Maybe it’s my slightly over-abundant valley girl side that attracts me to unrealistic guilty pleasure movies like Clueless or Bring it On: All or Nothing! It could even be that “inner child“ everyone keeps talking about. Regardless, one of those forces me to grab my Sour Patch Kids, pop in the DVD, and commence the teen-fest. It’s the nerd in me that latches onto the lingo though. Yes, lingo! Verbiage! These movies have one major thing in common with my Tribble loving nerd self; they are Acronym Loquacious.
OMG, IKR, LOL and more are all everyday shortenings of words that were, once upon a time, spelled out in black and white. Now, the teenagers like my daughter, use them for announcing there is a parent over the shoulder (POS), or completely removing the word “you” from their senior level vocabulary. I like to think that I am better, in as much as I can articulate myself if I need to. My Facebook, such as it is, is not covered with IDK, AFAIK, or SMH. That’s when I pause to double check myself and look at my old lady crochet group to see WIP (work in progress), and at my WoW (World of Warcraft) account with its RNG (random number generator). Are we, the second and third generation gamers and nerds, responsible for the acronyms our children use now? Is this new class of life carrying on a tradition we ourselves created and allowed them to corrupt? The answer is yes.

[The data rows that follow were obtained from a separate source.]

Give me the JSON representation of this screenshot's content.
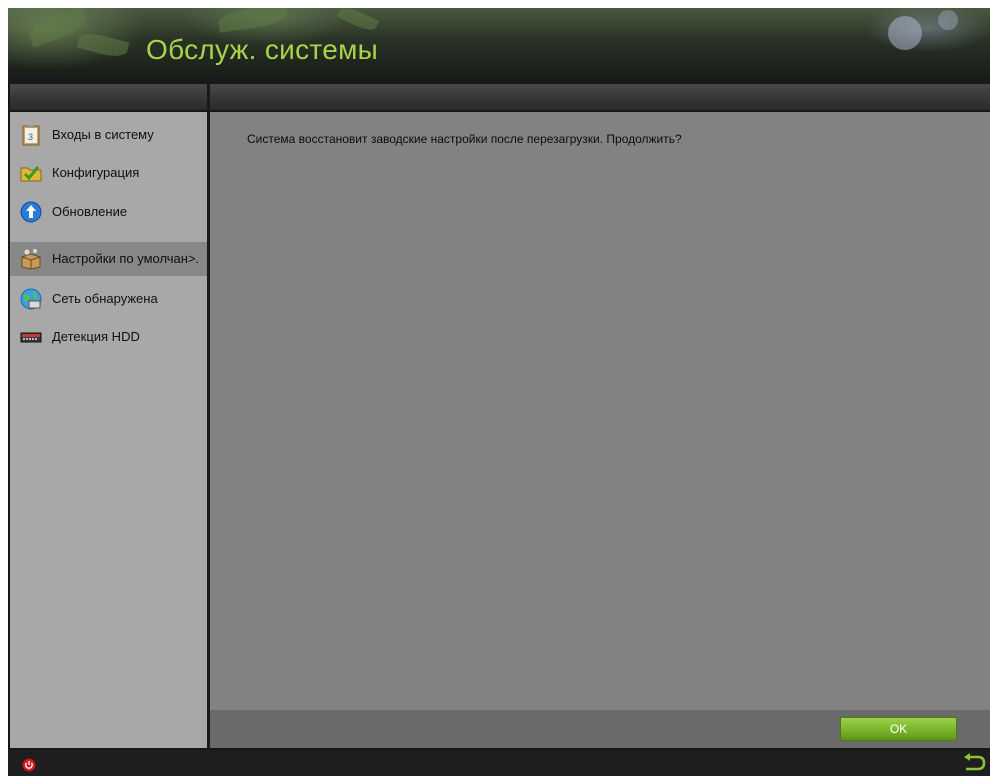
{
  "header": {
    "title": "Обслуж. системы"
  },
  "sidebar": {
    "items": [
      {
        "label": "Входы в систему",
        "icon": "log-notepad-icon",
        "active": false
      },
      {
        "label": "Конфигурация",
        "icon": "folder-check-icon",
        "active": false
      },
      {
        "label": "Обновление",
        "icon": "upgrade-arrow-icon",
        "active": false
      },
      {
        "label": "Настройки по умолчан>.",
        "icon": "default-box-icon",
        "active": true
      },
      {
        "label": "Сеть обнаружена",
        "icon": "network-globe-icon",
        "active": false
      },
      {
        "label": "Детекция HDD",
        "icon": "hdd-icon",
        "active": false
      }
    ]
  },
  "main": {
    "message": "Система восстановит заводские настройки после перезагрузки. Продолжить?"
  },
  "footer": {
    "ok_label": "OK"
  },
  "statusbar": {
    "power_icon": "power-icon",
    "back_icon": "back-arrow-icon"
  },
  "colors": {
    "title": "#a6d44a",
    "ok_button": "#7bb52c",
    "sidebar_bg": "#a8a8a8",
    "main_bg": "#828282"
  }
}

We, the people of technology, started long ago in various fields to create our jargon. A way to separate ourselves, and cut time of explanation down to a minimum started way back before the military had its S.O.S. and BCG’s (birth control glasses). Matriculated and morphed from era to era, acronyms cover everything from SWTOR (Star Wars: The Old Republic) to NASA’s RTC (real time command). I admit to frustration building when I see, “u ok?” I find it lazy and incredibly lacking of English language rules. The simple question is; am I really so different when it comes right down to it? Are any of us? So while Britney Allen of Bring It On: All or Nothing! asks, “You speak IM?!” the answer is “No. They speak me.”